=== Begin Enclosure ===

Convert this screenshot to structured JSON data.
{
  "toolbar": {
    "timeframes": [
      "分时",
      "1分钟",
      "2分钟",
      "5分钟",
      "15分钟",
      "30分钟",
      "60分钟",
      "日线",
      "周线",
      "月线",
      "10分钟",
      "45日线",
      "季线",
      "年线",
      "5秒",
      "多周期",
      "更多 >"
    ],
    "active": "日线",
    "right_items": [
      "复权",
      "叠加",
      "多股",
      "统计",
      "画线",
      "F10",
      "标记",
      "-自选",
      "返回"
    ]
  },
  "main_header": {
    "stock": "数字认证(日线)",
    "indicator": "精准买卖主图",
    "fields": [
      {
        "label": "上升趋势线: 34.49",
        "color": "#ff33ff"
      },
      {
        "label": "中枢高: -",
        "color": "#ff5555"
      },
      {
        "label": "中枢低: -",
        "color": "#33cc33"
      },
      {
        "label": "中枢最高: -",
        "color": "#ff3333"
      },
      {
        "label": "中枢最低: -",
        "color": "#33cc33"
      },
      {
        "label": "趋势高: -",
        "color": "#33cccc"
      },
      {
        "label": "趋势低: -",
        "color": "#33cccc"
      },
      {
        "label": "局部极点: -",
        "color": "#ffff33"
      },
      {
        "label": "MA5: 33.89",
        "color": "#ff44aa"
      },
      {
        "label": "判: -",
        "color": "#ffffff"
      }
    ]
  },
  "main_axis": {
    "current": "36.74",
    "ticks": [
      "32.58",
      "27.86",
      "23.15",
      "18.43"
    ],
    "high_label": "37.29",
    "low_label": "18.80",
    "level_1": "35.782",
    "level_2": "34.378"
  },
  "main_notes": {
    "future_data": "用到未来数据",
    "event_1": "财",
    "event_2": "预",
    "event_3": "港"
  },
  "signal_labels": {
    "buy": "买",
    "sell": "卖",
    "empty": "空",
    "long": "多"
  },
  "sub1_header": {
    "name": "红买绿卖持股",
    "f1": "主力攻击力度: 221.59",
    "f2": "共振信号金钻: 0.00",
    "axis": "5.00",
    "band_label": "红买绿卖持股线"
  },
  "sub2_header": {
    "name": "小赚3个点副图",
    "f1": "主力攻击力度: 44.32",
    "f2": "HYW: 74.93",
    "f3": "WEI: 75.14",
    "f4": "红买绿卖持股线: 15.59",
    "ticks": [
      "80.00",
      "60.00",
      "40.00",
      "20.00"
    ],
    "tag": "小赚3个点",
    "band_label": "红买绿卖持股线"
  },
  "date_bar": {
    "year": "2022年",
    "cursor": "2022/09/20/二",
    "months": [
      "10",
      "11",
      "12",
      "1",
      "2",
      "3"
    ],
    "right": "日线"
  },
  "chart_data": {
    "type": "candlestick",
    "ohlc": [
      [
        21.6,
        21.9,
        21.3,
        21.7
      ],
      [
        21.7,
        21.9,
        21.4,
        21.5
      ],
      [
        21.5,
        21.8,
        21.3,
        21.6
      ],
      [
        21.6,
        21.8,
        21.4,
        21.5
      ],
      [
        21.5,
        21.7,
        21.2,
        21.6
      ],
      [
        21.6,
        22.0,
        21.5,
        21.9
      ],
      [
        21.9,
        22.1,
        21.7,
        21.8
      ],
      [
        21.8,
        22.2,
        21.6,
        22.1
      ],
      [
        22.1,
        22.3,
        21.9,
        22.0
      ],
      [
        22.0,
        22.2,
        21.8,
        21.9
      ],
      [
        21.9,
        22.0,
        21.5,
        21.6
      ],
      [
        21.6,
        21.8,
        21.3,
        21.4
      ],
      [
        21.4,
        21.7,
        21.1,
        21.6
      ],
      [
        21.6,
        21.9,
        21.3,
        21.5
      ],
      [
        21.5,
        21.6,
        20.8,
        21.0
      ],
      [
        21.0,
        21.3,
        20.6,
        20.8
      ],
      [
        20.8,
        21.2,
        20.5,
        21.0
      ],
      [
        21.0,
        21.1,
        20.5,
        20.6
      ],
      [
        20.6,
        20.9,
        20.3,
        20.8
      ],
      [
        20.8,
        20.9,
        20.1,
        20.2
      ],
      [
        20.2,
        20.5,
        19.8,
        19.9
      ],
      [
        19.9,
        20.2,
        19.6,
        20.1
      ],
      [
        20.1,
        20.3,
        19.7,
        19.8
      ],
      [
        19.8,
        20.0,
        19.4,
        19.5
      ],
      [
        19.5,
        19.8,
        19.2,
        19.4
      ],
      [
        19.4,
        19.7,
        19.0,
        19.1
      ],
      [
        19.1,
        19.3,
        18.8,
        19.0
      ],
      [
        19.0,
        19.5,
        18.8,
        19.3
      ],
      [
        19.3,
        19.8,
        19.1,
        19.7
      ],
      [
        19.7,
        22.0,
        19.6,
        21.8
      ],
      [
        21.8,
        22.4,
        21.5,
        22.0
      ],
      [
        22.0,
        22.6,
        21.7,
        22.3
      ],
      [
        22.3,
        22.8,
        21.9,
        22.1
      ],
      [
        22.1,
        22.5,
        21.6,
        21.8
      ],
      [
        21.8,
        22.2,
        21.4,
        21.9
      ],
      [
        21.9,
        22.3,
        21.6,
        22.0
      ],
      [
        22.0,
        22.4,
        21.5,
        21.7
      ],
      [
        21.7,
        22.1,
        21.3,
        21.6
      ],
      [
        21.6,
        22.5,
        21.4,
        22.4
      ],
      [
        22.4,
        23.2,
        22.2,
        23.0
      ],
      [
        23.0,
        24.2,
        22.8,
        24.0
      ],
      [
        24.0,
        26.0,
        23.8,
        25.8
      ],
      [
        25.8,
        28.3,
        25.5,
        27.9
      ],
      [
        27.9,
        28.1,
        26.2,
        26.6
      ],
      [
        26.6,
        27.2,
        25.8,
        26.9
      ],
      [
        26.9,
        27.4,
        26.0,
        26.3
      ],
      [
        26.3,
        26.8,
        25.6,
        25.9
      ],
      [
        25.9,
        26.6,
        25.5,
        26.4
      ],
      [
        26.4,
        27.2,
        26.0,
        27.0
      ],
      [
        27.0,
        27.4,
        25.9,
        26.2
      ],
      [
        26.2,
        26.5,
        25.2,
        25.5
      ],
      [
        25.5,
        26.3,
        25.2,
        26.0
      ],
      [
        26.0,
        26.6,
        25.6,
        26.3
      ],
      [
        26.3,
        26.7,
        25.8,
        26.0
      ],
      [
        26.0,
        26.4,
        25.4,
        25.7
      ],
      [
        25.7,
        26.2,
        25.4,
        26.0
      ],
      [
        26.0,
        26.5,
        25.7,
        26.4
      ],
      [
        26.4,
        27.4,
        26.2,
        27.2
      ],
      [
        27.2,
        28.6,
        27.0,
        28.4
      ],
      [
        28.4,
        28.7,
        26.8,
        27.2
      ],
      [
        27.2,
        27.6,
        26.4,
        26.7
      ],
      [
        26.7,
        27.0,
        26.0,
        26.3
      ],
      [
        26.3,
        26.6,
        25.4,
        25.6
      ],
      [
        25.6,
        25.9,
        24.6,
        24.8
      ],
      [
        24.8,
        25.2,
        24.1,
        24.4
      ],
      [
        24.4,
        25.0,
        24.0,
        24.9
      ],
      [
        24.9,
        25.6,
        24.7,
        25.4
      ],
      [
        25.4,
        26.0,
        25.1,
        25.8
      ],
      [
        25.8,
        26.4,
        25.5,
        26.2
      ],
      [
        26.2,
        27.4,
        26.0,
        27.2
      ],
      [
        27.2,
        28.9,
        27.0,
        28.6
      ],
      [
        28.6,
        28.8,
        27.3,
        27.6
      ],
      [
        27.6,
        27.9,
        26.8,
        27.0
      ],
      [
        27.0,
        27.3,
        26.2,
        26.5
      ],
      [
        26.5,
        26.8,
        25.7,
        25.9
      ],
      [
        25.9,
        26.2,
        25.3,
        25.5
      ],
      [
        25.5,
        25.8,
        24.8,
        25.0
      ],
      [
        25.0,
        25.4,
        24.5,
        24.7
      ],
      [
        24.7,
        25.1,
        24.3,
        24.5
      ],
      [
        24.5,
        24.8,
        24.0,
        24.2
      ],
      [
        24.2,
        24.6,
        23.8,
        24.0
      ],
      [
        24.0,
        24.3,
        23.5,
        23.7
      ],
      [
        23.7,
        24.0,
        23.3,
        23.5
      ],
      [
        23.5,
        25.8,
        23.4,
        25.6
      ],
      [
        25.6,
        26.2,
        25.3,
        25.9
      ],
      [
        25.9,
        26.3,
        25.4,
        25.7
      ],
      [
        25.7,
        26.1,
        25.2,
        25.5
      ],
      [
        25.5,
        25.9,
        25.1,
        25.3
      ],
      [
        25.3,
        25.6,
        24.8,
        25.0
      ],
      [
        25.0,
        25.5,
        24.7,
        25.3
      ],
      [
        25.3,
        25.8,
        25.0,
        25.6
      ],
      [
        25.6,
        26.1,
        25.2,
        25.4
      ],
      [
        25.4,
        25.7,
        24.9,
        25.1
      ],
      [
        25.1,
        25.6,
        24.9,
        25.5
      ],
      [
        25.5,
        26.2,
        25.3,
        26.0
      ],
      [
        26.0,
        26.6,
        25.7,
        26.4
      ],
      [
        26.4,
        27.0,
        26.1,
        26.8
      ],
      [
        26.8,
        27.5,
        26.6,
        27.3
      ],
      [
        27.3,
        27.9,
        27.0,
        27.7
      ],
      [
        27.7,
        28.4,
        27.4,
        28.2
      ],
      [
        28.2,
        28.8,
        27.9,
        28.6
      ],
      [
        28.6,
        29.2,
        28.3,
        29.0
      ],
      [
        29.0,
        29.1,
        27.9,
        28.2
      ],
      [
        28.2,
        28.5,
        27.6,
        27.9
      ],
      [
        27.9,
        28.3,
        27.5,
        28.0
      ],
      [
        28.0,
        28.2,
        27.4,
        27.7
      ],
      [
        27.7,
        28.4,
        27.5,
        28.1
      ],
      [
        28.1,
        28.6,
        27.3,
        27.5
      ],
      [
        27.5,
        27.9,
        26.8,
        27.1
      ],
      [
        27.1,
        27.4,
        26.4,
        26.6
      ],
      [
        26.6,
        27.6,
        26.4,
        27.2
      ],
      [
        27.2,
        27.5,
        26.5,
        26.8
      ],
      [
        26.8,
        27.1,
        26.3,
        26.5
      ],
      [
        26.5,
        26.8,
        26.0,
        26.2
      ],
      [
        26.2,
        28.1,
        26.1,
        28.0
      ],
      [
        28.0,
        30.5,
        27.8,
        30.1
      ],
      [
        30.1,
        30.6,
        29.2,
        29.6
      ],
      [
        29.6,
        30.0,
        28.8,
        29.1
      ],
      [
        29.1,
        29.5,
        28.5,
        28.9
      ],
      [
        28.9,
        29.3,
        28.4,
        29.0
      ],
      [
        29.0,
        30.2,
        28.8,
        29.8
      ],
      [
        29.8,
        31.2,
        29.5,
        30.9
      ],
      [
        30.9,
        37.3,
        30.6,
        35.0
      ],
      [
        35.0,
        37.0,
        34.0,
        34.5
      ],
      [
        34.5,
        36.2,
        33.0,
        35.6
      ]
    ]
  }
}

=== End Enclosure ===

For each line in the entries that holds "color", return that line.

OUTPUT BELOW:
        "color": "#ff33ff"
        "color": "#ff5555"
        "color": "#33cc33"
        "color": "#ff3333"
        "color": "#33cc33"
        "color": "#33cccc"
        "color": "#33cccc"
        "color": "#ffff33"
        "color": "#ff44aa"
        "color": "#ffffff"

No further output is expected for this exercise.